EXERCISE ->
Count the lines below that contain "this". Give only the number.

DATASET EXCERPTS ->
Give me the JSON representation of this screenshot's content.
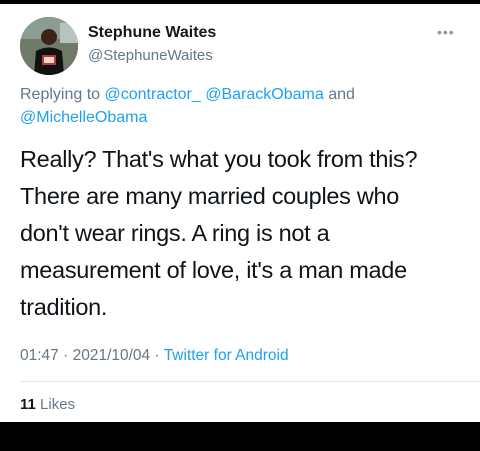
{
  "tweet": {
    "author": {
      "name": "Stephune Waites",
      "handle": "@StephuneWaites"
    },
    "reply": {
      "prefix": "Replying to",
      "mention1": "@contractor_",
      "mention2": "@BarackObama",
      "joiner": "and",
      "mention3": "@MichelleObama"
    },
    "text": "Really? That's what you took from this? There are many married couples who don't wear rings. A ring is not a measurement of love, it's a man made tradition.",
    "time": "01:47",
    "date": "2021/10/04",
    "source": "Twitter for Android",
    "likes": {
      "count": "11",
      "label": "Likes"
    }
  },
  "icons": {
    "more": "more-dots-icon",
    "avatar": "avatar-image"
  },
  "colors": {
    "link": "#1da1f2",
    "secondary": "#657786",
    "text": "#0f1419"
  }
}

SOLUTION ->
2